> **INSTRUCTIONS FOR THE TASK**: Show the lines below that contain the string "with".

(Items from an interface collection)
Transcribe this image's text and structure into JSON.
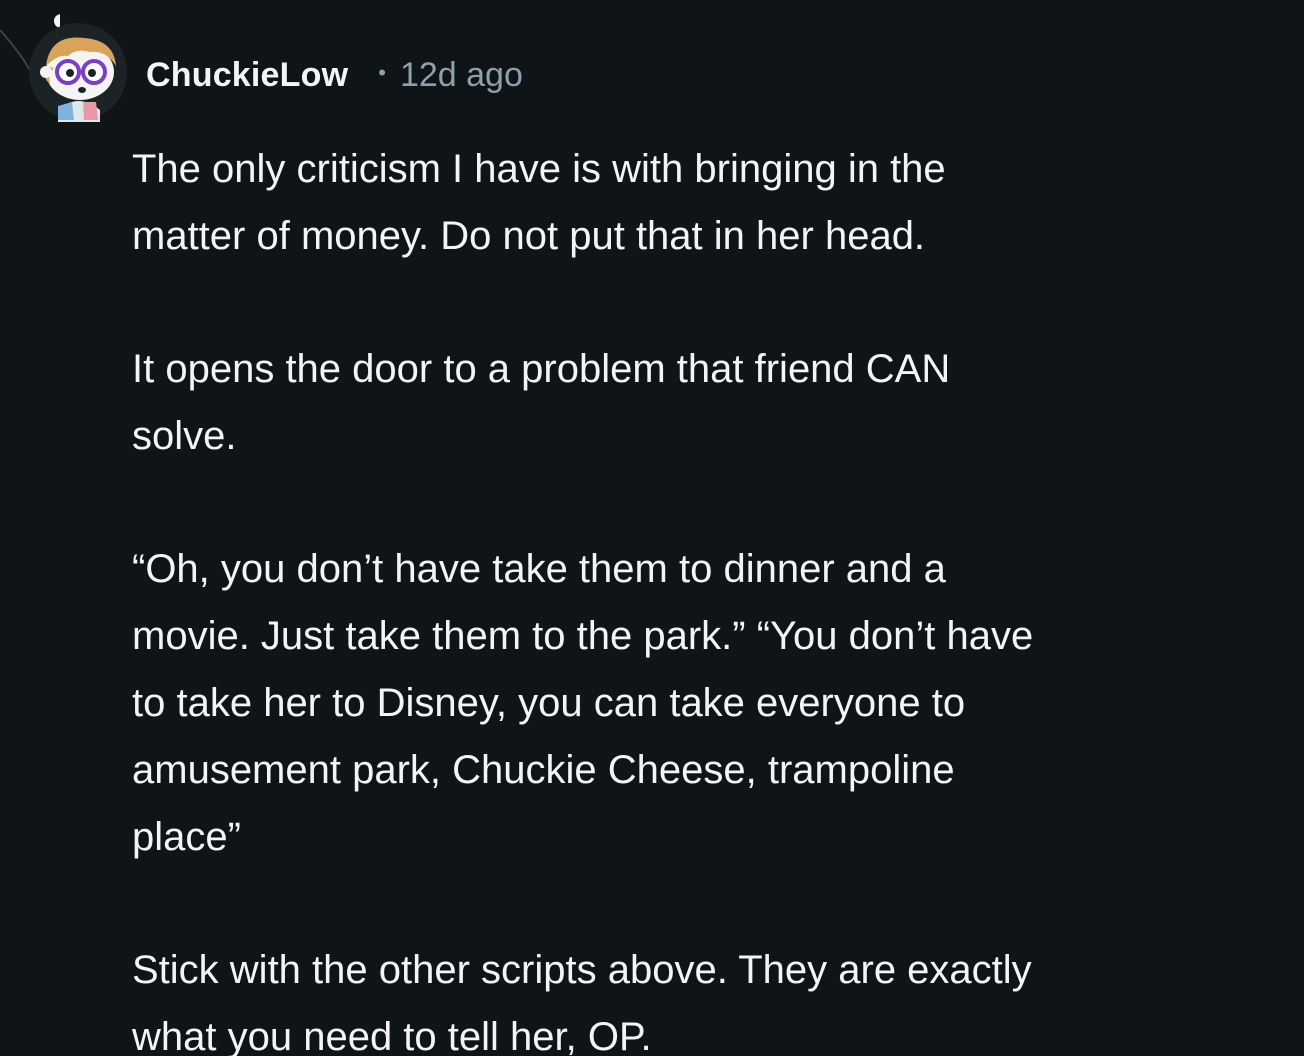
{
  "comment": {
    "author": "ChuckieLow",
    "separator": "•",
    "age": "12d ago",
    "avatar_icon": "snoo-avatar-icon",
    "paragraphs": [
      "The only criticism I have is with bringing in the\nmatter of money. Do not put that in her head.",
      "It opens the door to a problem that friend CAN\nsolve.",
      "“Oh, you don’t have take them to dinner and a\nmovie. Just take them to the park.” “You don’t have\nto take her to Disney, you can take everyone to\namusement park, Chuckie Cheese, trampoline\nplace”",
      "Stick with the other scripts above. They are exactly\nwhat you need to tell her, OP."
    ]
  },
  "colors": {
    "background": "#0f1416",
    "text": "#f2f4f5",
    "meta": "#8ba2ad"
  }
}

> **ANSWER TO THIS PROBLEM**:
      "The only criticism I have is with bringing in the\nmatter of money. Do not put that in her head.",
      "Stick with the other scripts above. They are exactly\nwhat you need to tell her, OP."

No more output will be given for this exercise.